If you would like to know more or make a counseling appointment, please click here.
RETIREMENT / REDUNDANCY – Retirement, especially involuntary retirement, bears the risk that some retirees will suffer from the loss of daily routines, physical and/or mental activity, a sense of identity and purpose, and social interactions. This can often lead to a deterioration of both mental and physical health due to the lack of all or part of these beneficial aspects of work. Counselling can be a valuable part of a strategy to help retiree’s find new purpose leading to a more fulfilling and enjoyable life of retirement. For more detailed research regarding the impact of retirement on health, CLICK HERE.
SEPARATION – Going through a separation or divorce can be very difficult. It can turn your world upside down and make it hard to get through the work day and stay productive.
It’s normal to feel sad, angry, exhausted, frustrated and confused, and these feelings can be intense. You also may feel anxious about the future. Even if the marriage was unhealthy, venturing into the unknown can be frightening.
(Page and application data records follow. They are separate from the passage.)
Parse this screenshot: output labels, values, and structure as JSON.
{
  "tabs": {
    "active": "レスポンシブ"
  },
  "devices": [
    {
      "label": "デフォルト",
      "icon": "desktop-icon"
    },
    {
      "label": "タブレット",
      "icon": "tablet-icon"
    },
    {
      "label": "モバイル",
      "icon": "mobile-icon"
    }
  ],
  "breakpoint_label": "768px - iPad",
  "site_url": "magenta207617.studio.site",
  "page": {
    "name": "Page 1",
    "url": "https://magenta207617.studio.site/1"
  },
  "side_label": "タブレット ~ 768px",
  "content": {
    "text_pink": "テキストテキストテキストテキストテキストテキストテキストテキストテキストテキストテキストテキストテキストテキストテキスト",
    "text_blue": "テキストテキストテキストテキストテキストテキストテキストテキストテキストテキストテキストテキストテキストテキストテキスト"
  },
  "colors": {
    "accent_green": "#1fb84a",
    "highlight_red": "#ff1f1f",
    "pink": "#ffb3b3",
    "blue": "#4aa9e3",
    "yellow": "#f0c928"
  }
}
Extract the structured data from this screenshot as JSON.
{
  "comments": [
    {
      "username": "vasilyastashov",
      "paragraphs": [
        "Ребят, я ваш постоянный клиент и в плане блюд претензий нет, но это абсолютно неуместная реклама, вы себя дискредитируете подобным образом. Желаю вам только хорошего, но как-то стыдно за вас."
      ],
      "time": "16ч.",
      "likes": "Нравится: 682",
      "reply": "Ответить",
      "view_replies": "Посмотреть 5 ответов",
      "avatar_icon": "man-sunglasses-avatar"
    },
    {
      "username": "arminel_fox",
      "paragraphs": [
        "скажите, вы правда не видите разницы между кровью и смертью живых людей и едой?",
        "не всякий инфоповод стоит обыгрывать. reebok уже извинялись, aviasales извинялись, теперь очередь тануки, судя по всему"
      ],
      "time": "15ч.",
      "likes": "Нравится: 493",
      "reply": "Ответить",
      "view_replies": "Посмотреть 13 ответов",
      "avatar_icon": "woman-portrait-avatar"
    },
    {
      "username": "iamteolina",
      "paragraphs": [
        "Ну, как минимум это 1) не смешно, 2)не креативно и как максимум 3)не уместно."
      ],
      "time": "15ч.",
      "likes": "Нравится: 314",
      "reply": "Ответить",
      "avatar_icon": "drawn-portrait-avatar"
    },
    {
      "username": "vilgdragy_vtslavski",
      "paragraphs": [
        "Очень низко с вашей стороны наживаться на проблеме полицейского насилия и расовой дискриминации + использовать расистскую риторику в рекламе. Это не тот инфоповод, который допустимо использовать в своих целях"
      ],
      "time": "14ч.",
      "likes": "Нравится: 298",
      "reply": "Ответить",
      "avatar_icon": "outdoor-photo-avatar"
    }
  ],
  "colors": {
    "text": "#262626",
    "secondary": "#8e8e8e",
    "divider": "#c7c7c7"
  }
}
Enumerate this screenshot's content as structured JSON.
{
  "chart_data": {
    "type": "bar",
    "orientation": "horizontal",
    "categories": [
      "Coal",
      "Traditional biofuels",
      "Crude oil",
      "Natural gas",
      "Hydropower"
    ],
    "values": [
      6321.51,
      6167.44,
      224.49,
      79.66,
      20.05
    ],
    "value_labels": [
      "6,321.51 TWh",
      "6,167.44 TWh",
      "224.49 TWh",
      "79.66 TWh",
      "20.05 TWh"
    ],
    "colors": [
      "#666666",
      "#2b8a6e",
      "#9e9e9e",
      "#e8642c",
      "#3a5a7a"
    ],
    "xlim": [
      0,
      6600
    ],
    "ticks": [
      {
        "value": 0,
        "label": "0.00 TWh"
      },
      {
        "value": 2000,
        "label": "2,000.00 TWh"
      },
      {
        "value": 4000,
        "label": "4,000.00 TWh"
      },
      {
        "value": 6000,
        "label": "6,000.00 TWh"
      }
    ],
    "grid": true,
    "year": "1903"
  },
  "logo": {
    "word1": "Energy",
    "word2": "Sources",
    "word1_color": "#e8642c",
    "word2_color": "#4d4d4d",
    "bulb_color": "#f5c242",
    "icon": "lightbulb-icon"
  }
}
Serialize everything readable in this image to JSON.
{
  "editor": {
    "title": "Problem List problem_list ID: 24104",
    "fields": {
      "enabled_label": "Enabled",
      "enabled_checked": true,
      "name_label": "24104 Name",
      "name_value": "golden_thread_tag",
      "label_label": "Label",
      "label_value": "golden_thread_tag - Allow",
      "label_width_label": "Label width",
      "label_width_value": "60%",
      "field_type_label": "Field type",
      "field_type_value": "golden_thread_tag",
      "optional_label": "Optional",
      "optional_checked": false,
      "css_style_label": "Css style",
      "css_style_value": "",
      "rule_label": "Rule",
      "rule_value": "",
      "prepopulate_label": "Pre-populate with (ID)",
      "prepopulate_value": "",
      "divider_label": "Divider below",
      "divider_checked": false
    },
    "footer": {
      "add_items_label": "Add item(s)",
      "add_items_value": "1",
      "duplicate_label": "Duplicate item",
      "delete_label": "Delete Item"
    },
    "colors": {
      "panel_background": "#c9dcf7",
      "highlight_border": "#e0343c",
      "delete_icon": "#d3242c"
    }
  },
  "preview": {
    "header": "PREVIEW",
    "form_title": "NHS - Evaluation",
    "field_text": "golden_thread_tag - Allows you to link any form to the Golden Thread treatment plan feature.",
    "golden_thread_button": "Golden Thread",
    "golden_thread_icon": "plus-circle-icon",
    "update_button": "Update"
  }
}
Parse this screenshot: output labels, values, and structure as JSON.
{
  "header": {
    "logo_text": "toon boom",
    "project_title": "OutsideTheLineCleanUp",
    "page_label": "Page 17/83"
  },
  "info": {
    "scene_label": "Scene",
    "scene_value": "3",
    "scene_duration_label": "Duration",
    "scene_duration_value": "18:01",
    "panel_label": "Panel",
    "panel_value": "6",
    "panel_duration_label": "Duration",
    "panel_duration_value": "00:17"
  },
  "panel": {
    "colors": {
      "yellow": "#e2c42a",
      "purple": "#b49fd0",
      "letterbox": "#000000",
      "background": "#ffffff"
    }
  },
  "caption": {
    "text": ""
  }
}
Sharing your feelings with friends and family can help you get through this period. Or, you could consider joining a support group where you can talk to others in similar situations. Isolating yourself can raise your stress levels, reduce your concentration, and get in the way of your work, relationships and overall health. Don’t be afraid to get outside help if you need it.
To more about coping with separation, CLICK HERE.